I understand there is a notion called shevut d'shevut (and the related gezeira l'gezeira), whereby, in some cases, one may violate a rabbinic prohibition if and only if this is achieved through violating another rabbinic prohibition.

I don't really understand this concept. Why would it render something permissible? What are some (hopefully clearly illustrative) examples of the concept in action?

  • Related: judaism.stackexchange.com/questions/18863/…
    – SAH
    Commented May 27, 2016 at 16:40
  • "Why would it render something permissible?" Because the rabbis who forbade certain actions permitted them under certain circumstances. This is my assumption / educated guess, which is why it's not an answer. Please flag this for deletion if and when an answer confirming or contradicting it is posted.
    – msh210
    Commented May 27, 2016 at 21:28
  • not really related: judaism.stackexchange.com/questions/45423/…
    – Menachem
    Commented May 27, 2016 at 21:37
  • this might help: ou.org/torah/gemara/daf-yomi/daf-in-halacha/…
    – Menachem
    Commented May 27, 2016 at 21:37
  • @msh210 Thanks. I guess I'm wondering why the concept of shvut d'shevut (sp??) would apply as a general heuristic within rabbinical law. I understand rabbis are able to limit the extent of their own strictures and often do on case-by-case bases, but don't understand why this blanket permission would apply
    – SAH
    Commented May 29, 2016 at 16:01

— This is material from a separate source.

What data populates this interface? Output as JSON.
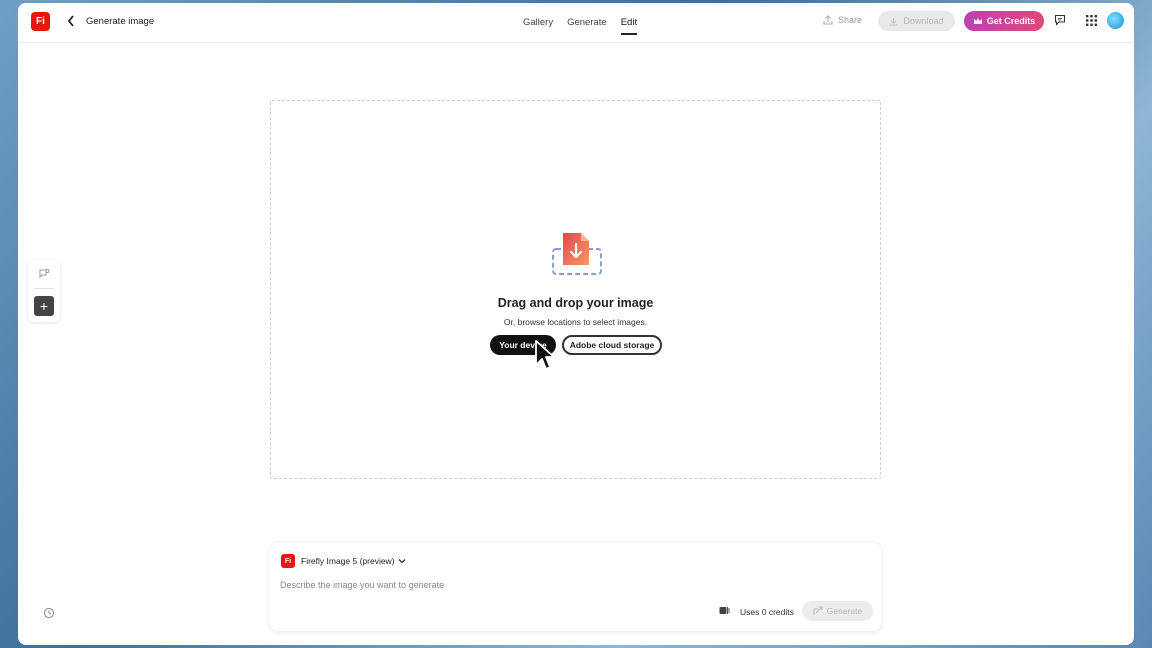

1 Answer 1


Shvut de'shevut (a restriction on a restriction) is a situation that arises when considering an action. It is not a directive. It doesn't mean you can violate one D'Rabbanan if it violates another D'Rabbanan too.

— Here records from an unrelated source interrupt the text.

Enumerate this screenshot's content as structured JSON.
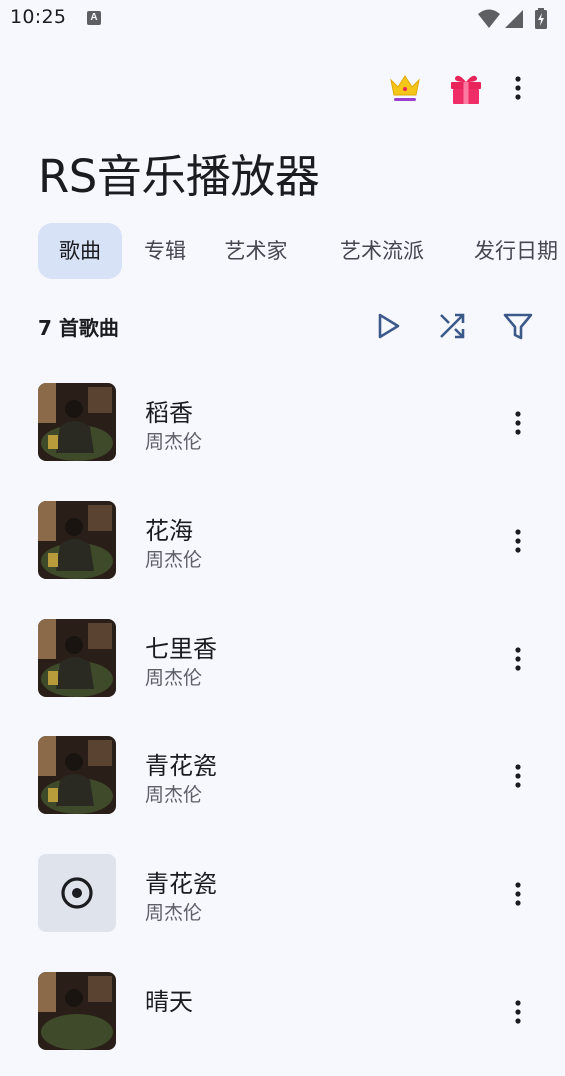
{
  "status_bar": {
    "time": "10:25",
    "notification_badge": "A"
  },
  "header": {
    "title": "RS音乐播放器",
    "icons": [
      "crown-icon",
      "gift-icon",
      "more-vert-icon"
    ]
  },
  "tabs": [
    {
      "label": "歌曲",
      "active": true
    },
    {
      "label": "专辑",
      "active": false
    },
    {
      "label": "艺术家",
      "active": false
    },
    {
      "label": "艺术流派",
      "active": false
    },
    {
      "label": "发行日期",
      "active": false
    }
  ],
  "list_header": {
    "count_label": "7 首歌曲",
    "actions": [
      "play-icon",
      "shuffle-icon",
      "filter-icon"
    ]
  },
  "songs": [
    {
      "title": "稻香",
      "artist": "周杰伦",
      "cover": "album-art"
    },
    {
      "title": "花海",
      "artist": "周杰伦",
      "cover": "album-art"
    },
    {
      "title": "七里香",
      "artist": "周杰伦",
      "cover": "album-art"
    },
    {
      "title": "青花瓷",
      "artist": "周杰伦",
      "cover": "album-art"
    },
    {
      "title": "青花瓷",
      "artist": "周杰伦",
      "cover": "disc-icon"
    },
    {
      "title": "晴天",
      "artist": "周杰伦",
      "cover": "album-art"
    }
  ],
  "colors": {
    "background": "#f7f8fe",
    "active_tab": "#d7e2f7",
    "accent_icon": "#3b5a8a",
    "crown": "#f5c518",
    "gift": "#e8245a"
  }
}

It means that a certain act can be permitted (under certain or all circumstances) if it is two steps removed from a D'Oraisa violation, and not just one step away.


Asking a gentile to carry a sefer Torah on Shabbos through a private backyard without an eiruv, into a nearby shul.

Asking a gentile to carry is a D'Rabbanan. The backyard is not a "reshus harabim" so it is a D'Rabbanan violation to carry there on Shabbos. The situation we created here is two steps removed from the D'Oraisa of a Jew carrying in a reshus harabim. (It's a gentile carrying in a reshus hayachid for the sake of Jews)

Asking (hinting) to a gentile to turn the light bulb off so the baby can sleep. Asking him is a shevut. Turning off the light bulb is a shevut (no charcoal was created).

Generally, a shevut d'shevut is permitted for a mitzvah purpose or other important concern under important circumstances.

A gezeirah l'gezeirah (decree on top of a decree) is usually something we do not make.

If a gentile turns on the light in a room on Shabbos for his own reading benefit, we may ask him to leave the light on. We do not decree that we may not use the light. Such a decree would be because we fear that were we to get used to asking him to leave the light on, we would eventually ask him to turn it on for us.

But, we do not make such a decree, because even if we fell into asking the gentile to turn it on, that would still only be a D'Rabbanan.

However, we do make a gezeirah on a gezeirah by milk and meat. Cold chicken may not be eaten with a cold glass of milk, even though the real prohibition is a steak cooked in milk. This rare case is because the Sages saw that way leads onto way when it comes to eating food.

  • Thanks for this terrific answer; now I will have to ask the difference between a shvut and a gezirah! -Shifra
    – SAH
    Commented Nov 9, 2016 at 14:25
  • Also, can we do a "shevut l'gezeirah" or vice versa?
    – SAH
    Commented Nov 9, 2016 at 14:31
  • 2
    Thanks for the credit, BH. You made me feel better than Trump this morning. :) Shevut means to "hold back, restrict". Gezeirah means "to cut, to decide a decree." Technically shevut means to not do while gez. means a decision to do or not to do. Both are equal D'Rabbanan terms. Commented Nov 9, 2016 at 14:42
  • I was wondering. Rabbinical melachas during Bein Hashemashos of Shabbos...isn't that either a gezeira l'gezeira or a shevut d'shevut? Why are they still prohibited? Thanks :)
    – SAH
    Commented Sep 28, 2017 at 5:28
  • "This rare case is because the Sages saw that way leads onto way when it comes to eating food." Source for that? Cold chicken with a glass of cold milk seems to be permitted explicitly in the Gemara.
    – Double AA
    Commented Oct 19, 2017 at 16:07

You must log in to answer this question.

Not the answer you're looking for? Browse other questions tagged .